Data entries:
------

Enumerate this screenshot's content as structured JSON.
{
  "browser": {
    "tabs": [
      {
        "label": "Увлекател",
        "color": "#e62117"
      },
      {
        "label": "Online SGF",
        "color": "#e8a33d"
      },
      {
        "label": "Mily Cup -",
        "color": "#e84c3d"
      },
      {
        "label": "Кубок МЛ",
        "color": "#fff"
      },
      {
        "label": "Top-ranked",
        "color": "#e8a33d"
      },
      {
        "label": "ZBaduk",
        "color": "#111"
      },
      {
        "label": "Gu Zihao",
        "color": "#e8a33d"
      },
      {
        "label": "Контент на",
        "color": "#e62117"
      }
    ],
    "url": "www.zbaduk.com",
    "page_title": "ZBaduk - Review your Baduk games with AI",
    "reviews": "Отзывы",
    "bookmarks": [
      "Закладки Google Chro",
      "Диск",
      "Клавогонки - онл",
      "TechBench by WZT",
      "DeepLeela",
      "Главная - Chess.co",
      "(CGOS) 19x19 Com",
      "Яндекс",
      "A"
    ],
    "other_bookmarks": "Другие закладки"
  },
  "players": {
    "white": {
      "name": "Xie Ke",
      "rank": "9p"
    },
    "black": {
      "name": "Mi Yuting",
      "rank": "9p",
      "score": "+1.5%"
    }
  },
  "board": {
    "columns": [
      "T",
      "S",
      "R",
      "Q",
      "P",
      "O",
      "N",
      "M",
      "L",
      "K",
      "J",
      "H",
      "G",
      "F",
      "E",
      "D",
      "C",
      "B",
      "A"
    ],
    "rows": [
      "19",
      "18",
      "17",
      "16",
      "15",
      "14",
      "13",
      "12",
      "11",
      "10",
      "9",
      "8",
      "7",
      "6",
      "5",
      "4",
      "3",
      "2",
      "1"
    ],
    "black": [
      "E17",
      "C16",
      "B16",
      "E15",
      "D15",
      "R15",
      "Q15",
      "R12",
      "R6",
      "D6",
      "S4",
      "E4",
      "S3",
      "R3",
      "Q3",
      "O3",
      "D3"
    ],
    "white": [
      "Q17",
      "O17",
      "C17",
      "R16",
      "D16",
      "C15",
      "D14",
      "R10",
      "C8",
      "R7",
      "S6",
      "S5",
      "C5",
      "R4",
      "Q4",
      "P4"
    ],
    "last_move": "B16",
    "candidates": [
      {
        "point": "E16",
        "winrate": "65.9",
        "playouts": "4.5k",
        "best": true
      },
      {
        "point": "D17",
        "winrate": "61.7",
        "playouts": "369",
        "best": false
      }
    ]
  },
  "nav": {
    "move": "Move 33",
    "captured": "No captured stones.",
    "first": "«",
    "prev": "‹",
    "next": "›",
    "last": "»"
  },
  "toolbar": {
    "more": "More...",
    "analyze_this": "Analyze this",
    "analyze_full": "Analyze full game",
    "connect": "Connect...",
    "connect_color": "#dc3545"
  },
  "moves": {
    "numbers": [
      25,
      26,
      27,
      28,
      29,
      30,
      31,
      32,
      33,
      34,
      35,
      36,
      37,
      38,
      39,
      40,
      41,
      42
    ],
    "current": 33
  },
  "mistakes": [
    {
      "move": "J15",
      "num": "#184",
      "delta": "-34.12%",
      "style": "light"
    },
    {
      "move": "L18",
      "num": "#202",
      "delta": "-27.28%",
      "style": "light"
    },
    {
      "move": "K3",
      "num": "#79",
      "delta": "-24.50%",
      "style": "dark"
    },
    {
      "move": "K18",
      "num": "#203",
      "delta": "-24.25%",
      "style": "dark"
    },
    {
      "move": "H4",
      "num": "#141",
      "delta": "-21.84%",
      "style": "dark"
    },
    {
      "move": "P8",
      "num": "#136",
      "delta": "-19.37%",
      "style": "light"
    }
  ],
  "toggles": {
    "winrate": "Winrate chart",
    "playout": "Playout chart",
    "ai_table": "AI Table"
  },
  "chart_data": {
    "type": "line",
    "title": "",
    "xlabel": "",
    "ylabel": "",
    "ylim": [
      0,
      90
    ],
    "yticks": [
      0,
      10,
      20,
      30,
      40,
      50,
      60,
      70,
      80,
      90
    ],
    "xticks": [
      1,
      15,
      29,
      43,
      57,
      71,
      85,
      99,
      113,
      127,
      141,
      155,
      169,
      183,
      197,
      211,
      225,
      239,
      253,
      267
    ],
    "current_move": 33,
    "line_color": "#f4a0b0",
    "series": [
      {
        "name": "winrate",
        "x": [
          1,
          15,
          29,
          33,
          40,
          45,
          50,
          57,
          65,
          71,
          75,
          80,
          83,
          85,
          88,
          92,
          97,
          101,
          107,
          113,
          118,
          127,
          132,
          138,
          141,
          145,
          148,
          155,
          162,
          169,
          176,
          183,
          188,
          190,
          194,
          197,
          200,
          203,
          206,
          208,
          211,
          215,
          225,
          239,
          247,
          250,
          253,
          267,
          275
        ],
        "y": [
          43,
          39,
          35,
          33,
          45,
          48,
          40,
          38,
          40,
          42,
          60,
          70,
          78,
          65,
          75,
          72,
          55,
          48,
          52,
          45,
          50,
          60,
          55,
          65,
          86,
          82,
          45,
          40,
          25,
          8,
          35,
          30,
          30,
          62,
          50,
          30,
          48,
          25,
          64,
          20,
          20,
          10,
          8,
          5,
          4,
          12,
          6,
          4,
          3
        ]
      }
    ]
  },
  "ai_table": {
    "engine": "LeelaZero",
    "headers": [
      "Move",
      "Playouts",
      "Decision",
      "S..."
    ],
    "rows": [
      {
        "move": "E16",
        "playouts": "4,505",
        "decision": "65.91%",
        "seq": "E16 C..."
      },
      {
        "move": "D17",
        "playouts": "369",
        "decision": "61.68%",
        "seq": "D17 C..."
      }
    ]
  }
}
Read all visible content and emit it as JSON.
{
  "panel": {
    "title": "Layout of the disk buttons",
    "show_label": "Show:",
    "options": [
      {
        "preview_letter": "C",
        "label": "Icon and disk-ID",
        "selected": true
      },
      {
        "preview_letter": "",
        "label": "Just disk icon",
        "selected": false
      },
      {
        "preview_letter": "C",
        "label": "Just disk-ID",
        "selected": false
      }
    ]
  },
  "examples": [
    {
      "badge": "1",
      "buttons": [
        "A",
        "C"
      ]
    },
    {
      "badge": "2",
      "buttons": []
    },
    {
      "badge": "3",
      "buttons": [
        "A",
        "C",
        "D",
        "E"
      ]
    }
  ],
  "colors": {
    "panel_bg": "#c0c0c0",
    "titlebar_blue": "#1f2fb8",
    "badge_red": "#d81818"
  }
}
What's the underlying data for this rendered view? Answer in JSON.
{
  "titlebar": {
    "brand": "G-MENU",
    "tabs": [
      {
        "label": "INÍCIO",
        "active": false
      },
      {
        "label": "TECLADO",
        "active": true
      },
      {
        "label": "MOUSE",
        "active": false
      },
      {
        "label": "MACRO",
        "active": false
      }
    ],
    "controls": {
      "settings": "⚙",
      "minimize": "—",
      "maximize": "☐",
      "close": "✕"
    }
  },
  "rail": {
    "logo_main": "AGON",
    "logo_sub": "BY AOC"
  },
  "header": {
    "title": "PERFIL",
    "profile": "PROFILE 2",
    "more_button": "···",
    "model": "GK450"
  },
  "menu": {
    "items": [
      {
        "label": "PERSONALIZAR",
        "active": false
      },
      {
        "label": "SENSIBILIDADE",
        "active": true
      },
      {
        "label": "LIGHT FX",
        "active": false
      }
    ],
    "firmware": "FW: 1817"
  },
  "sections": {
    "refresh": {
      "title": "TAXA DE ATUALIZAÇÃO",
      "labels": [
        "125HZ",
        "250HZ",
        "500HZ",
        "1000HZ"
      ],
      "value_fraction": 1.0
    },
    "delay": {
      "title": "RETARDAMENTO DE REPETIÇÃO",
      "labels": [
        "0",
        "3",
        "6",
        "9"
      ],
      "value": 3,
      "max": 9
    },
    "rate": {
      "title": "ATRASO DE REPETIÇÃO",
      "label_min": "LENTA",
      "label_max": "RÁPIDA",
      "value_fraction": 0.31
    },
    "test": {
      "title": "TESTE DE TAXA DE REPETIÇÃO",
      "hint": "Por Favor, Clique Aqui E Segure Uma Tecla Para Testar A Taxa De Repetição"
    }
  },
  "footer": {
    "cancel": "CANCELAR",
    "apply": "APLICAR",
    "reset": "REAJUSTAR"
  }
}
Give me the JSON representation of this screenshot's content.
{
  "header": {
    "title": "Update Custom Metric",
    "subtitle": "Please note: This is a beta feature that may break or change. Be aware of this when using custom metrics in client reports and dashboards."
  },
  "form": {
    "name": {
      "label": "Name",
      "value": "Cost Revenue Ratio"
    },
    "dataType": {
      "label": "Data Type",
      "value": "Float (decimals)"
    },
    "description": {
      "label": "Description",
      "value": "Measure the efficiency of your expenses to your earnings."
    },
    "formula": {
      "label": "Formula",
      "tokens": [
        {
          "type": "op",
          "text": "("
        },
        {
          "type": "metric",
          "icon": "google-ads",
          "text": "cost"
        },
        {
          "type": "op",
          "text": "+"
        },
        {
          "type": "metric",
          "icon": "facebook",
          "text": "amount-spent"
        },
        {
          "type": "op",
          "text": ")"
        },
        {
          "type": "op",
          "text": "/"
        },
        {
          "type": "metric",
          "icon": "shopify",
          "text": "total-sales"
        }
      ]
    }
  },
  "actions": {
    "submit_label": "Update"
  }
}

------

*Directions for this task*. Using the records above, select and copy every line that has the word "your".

*Exercise solution*.
    "page_title": "ZBaduk - Review your Baduk games with AI",
      "value": "Measure the efficiency of your expenses to your earnings."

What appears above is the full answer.